- What the exercise asks -
A single number is required: how many lines in the data below contain "this".

- Exercise data -
-- Opening Marker --

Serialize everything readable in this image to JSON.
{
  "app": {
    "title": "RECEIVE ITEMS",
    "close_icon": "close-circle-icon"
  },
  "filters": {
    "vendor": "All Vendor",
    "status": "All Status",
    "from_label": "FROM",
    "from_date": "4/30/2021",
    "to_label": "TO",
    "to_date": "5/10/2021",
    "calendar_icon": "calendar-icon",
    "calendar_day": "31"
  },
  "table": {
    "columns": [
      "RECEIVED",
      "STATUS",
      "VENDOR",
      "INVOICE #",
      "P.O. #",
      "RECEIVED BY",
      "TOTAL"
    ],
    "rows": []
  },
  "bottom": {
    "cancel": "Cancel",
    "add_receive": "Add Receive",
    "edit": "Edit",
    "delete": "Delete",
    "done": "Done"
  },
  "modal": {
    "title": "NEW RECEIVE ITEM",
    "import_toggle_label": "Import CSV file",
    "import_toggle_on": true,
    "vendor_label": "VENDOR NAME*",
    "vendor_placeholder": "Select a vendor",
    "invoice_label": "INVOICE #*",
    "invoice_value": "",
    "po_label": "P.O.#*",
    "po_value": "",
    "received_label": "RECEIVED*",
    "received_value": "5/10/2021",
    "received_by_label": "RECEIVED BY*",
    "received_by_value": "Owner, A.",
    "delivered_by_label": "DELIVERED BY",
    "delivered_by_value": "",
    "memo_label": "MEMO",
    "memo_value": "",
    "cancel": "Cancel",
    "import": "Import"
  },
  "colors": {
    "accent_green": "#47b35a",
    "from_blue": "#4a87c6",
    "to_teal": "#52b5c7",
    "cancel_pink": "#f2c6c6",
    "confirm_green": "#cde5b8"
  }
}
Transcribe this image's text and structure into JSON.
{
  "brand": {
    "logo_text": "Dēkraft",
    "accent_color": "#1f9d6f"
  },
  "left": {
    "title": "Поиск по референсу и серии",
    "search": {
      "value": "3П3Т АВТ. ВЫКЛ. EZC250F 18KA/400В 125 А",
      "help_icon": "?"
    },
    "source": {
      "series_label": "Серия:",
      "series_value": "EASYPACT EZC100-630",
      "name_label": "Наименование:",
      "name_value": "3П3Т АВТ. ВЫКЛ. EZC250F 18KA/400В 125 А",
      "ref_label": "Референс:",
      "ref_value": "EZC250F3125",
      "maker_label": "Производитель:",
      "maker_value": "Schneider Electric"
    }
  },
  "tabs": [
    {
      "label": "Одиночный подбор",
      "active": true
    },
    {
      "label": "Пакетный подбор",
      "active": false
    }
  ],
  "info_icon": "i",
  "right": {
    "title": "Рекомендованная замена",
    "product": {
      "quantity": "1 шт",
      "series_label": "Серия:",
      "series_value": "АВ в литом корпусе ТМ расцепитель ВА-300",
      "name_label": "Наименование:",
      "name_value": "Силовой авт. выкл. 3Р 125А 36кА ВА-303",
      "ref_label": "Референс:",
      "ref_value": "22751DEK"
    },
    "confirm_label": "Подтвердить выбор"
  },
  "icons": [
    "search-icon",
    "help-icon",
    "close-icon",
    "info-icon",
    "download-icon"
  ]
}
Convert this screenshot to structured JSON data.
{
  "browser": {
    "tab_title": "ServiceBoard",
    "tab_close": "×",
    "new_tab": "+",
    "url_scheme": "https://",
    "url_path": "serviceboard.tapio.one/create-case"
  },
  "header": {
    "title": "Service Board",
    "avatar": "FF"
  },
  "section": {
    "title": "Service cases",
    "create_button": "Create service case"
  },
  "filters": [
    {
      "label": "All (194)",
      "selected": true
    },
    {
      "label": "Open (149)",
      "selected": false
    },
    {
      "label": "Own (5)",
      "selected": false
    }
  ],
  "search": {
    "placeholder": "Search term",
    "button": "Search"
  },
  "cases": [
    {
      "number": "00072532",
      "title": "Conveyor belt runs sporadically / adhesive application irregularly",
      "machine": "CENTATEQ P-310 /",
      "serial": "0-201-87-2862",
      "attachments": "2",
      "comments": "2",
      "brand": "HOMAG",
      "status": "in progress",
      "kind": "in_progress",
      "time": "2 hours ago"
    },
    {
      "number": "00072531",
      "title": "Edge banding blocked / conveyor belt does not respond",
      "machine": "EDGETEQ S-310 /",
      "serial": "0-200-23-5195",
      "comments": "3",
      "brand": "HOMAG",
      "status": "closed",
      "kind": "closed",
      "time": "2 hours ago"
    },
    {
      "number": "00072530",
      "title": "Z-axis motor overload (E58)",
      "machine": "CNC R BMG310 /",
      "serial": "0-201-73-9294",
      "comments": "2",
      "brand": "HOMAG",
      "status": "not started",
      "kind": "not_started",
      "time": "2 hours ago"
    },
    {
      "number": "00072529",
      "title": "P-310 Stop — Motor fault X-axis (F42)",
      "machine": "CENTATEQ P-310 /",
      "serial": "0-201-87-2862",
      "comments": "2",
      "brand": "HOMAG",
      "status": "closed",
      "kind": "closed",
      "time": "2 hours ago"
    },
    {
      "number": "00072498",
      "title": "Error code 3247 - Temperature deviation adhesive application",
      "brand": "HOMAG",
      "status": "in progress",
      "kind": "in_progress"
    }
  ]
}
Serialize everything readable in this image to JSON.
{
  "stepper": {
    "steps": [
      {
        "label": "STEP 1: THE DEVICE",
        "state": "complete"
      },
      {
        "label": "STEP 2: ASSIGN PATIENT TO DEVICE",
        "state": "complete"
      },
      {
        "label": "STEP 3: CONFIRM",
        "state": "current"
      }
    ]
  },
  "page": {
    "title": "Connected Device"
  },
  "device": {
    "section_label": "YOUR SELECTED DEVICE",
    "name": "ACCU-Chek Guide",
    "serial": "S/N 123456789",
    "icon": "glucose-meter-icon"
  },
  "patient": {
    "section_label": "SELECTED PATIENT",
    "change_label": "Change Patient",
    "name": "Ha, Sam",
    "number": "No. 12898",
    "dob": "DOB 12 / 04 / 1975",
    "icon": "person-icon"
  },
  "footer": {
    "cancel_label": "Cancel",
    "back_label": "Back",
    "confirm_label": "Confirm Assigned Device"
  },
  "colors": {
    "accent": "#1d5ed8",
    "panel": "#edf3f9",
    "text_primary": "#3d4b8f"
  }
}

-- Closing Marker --

- Reply -
4